As Pope Pius V, he excommunicated Queen Elizabeth I of England for schism and persecutions of Catholics during her reign.  He formed the Holy League, an alliance of Catholic States, and they defeated the Ottoman Empire.  He attributed this to the intercession of the Blessed Virgin Mary, and instituting the feast of Our Lady of Victory.  Being born in Milan, he entered the Dominican Order at the age of fourteen.  He was ordained a Priest in 1528, and was sent to Pavia where he lectured for sixteen years.  He was Prior of more than one Dominican Priory during a time of great moral laxity, and insisted on discipline.  He became Bishop and then became a Cardinal.  Under Pope Pius IV, he became Bishop of Mondovi in Piedmont, but his opposition to that Pontiff procured his dismissal.  Before he was allowed to return to Rome, Pope Pius IV died.  On January 7, 1566, he was elected to the Papal Chair as Pope Pius V.  He was crowned ten days later, on his 62nd birthday. 

Aware of the necessity of restoring discipline and morality, he started to reduce the cost of the Papal court, and put it more in line with the Dominica Order.  He tightened the reigns on all the Churches properties, expelling many immoral practices.  In his wider policy, he was characterized throughout as being effective in cutting wasteful Church spending, enforced the Canons, and decrees of the Council of Trent.  He is remembered for standardizing the Holy Mass by promulgating the 1570 edition of the Roman Missal.  He made his Missal mandatory throughout the Latin rite of the Catholic Church, except where a Mass Liturgy dating from before 1370 was in use.  This was done to eradicate the liberal, anti-orthodox movement of his time.   This form of the Mass essentially remained unchanged for over 400 years, until Pope Paul VI’s revision of the Roman Missal in 1969 – 1970, after which it became widely known as the Tridentine Mass. 
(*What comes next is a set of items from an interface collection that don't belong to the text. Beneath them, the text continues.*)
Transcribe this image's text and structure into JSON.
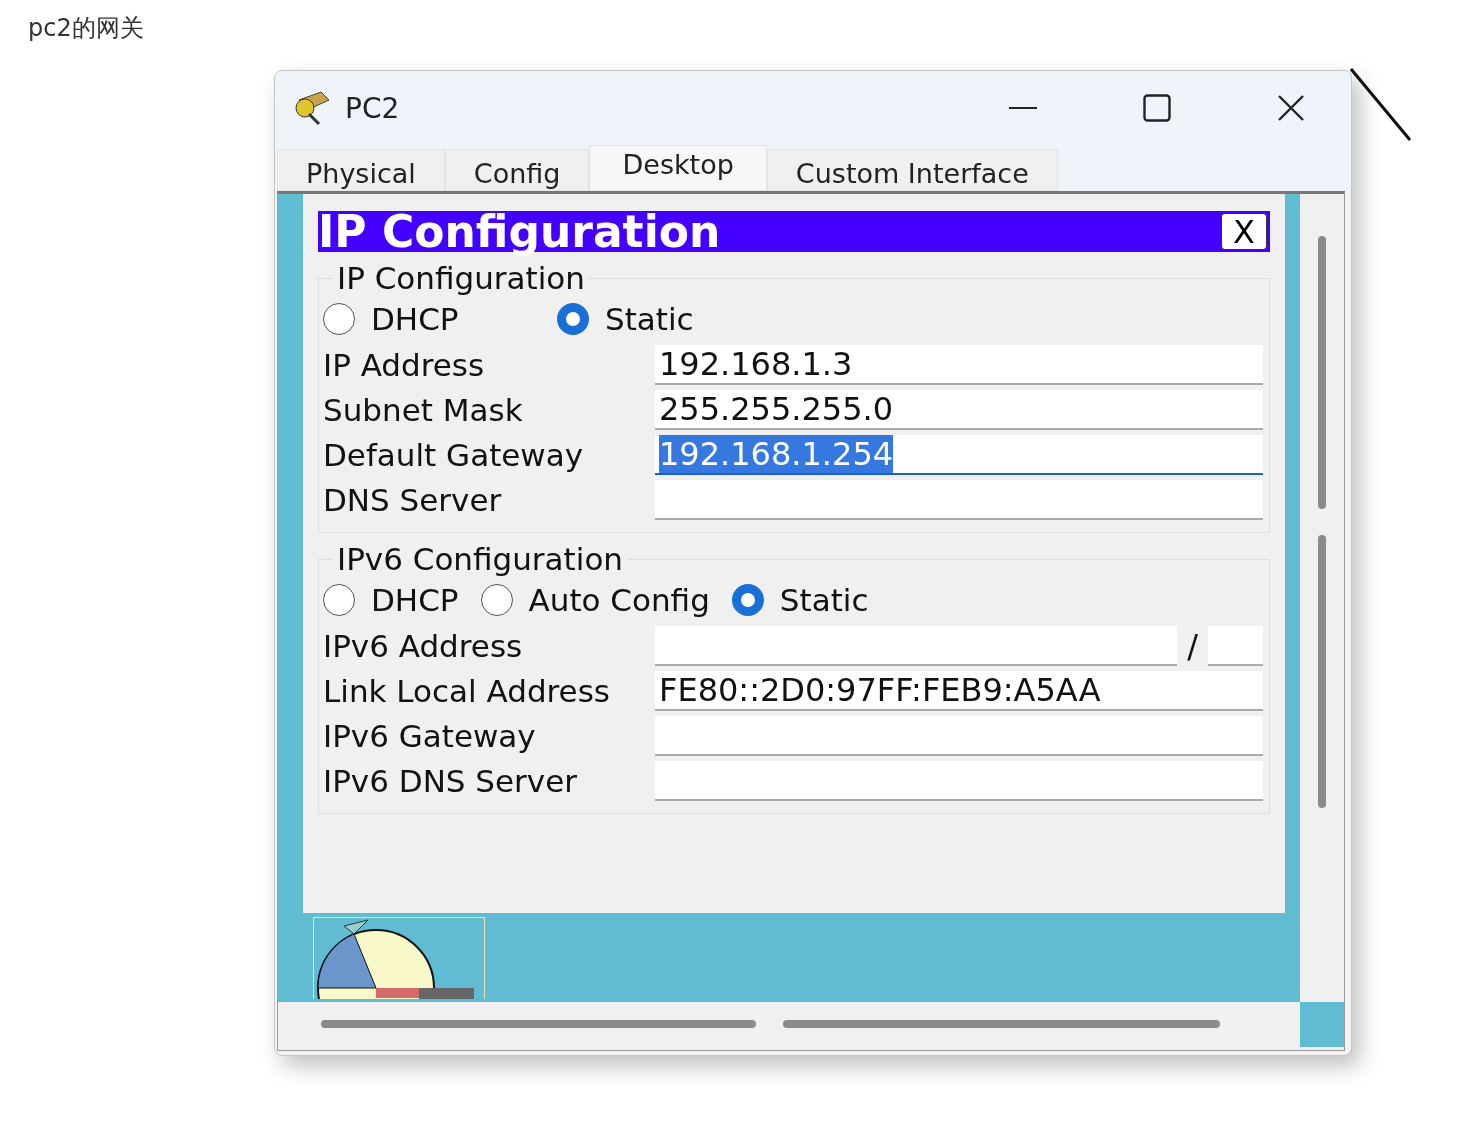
{
  "caption": "pc2的网关",
  "window": {
    "title": "PC2"
  },
  "tabs": [
    {
      "label": "Physical",
      "selected": false
    },
    {
      "label": "Config",
      "selected": false
    },
    {
      "label": "Desktop",
      "selected": true
    },
    {
      "label": "Custom Interface",
      "selected": false
    }
  ],
  "dialog": {
    "title": "IP Configuration",
    "close": "X",
    "ipv4": {
      "legend": "IP Configuration",
      "modes": [
        {
          "label": "DHCP",
          "selected": false
        },
        {
          "label": "Static",
          "selected": true
        }
      ],
      "fields": [
        {
          "label": "IP Address",
          "value": "192.168.1.3",
          "focused": false
        },
        {
          "label": "Subnet Mask",
          "value": "255.255.255.0",
          "focused": false
        },
        {
          "label": "Default Gateway",
          "value": "192.168.1.254",
          "focused": true
        },
        {
          "label": "DNS Server",
          "focused": false
        }
      ]
    },
    "ipv6": {
      "legend": "IPv6 Configuration",
      "modes": [
        {
          "label": "DHCP",
          "selected": false
        },
        {
          "label": "Auto Config",
          "selected": false
        },
        {
          "label": "Static",
          "selected": true
        }
      ],
      "fields": [
        {
          "label": "IPv6 Address",
          "kind": "prefix",
          "separator": "/",
          "focused": false
        },
        {
          "label": "Link Local Address",
          "value": "FE80::2D0:97FF:FEB9:A5AA",
          "focused": false
        },
        {
          "label": "IPv6 Gateway",
          "focused": false
        },
        {
          "label": "IPv6 DNS Server",
          "focused": false
        }
      ]
    }
  }
}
Pope Pius V died on May 1, 1572.  A tomb was immediately commissioned from the Sculptor Pierre Le Gros the Younger, to be erected in the Sistine Chapel of the Basilica di Santa Maria Maggiore.  The Pope’s body was place in it in 1698.  Pope Clement X beatified him in 1672, and was later canonized by Pope Clement XI on May 24, 1712.  His feast day is celebrated on April 30th, the day before the anniversary of his death. 

Practical Take Away

St. Pius V, was born Antonio Ghislieri in 1504, in Italy.  He was Pope from 1566 to 1572.  He is most notable for his role in the Council of Trent, the Counter-Reformation, and the standardization of the Roman Rite within the Latin Church.  He also declared St. Thomas Aquinas a Doctor of the Church.   As a Cardinal, he gained a reputation for putting Orthodoxy before personalities, and for prosecuting eight French Bishops for heresy.  He also stood firm against wrong doings, even rebuking his predecessor Pope Pius IV to his face, when he wanted to make a 13-year old member of his family a Cardinal and subsidize another nephew from the Papal treasury.  As a Cardinal he knew it was wrong, and didn’t hesitate to let it be known.  He standardized the Roman Missal, which was used for over 400 years, until 1969 when Pope Paul VI revised it, becoming known as the Tridentine Mass.